(Petaling Jaya, Tuesday): After the New Sunday Times revelation that most government websites contain static and outdated information, the Chief Secretary to the Government, Tan Sri Halim Ali has come out with what he thought is an instant solution by issuing a directive to heads of department to ensure that their respective websites must be regularly updated to ensure accurate information.
Apart from ensuring one or two updatings before the government websites return to their cobweb status, how can such a directive make the government IT-savvy as Halim admitted that it had been "the standing instruction for some time now" that heads of departments must be responsible for their respective websites?

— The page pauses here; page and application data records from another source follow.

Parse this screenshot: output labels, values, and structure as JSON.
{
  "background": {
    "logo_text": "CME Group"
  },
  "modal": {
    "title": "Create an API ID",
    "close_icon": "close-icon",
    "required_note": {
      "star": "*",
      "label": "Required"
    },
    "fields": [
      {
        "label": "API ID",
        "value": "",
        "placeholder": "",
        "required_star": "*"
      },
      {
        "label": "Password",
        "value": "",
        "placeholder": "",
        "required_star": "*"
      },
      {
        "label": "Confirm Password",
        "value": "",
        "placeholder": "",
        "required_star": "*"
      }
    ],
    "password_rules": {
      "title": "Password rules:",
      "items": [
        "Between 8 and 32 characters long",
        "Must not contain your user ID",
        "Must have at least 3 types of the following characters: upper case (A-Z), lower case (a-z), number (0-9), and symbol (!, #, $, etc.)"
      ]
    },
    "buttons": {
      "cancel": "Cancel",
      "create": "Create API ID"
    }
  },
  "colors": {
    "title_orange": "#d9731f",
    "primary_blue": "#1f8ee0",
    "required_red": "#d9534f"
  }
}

Even the Prime Ministerís Department website, of which Halim should bear full responsibility, is also guilty of languishing without updates for long periods in IT terms!
In fact, I dare say that the majority of the department heads do not even visit their websites and have no or little interest or understanding of the importance of IT, and if this is true, how can they be responsible for their departmental websites?
The Chief Secretary should reveal figures to show the percentage of departmental heads who are IT-illiterate, who cannot use computers or are uncomfortable with information technology.
The problem of government websites becoming cobwebs is not one of regular updating but lacking of a IT culture and mentality among the top ranks of government bureaucracy.
I reject Halimís excuse for the government websites turning into cobwebs. He said: "We must acknowledge that this is something new. The fact that most of the government departments have their own websites is an achievement by itself.
"Maybe some of the departments lack the manpower but this should not be a setback. Efforts are under way ... maybe there are some weaknesses but the process of staff training is ongoing."
What is so great about having websites, when primary schools and even primary school children now have their own websites!
I find it most shocking that Halim can try to find excuses for the government shortcomings in the field of Information Technology on the ground that this was something new, when for the past three years in Parliament, I had repeatedly called on the government to be the model user in information technology to provide more efficient, cost-effective and responsive services to the public.
Halim may not know that a human year is generally equated with five internet years, and this would mean that the top government leadership had squandered away 15 internet years and yet do not know, or it would not comfort itself with the excuse that IT is a "something new".
With such an atittude at the top government leadership, I do not think Malaysia can make the grade to take the quantum leap into the Information Age, despite the ambitious plans of a Multimedia Super Corridor.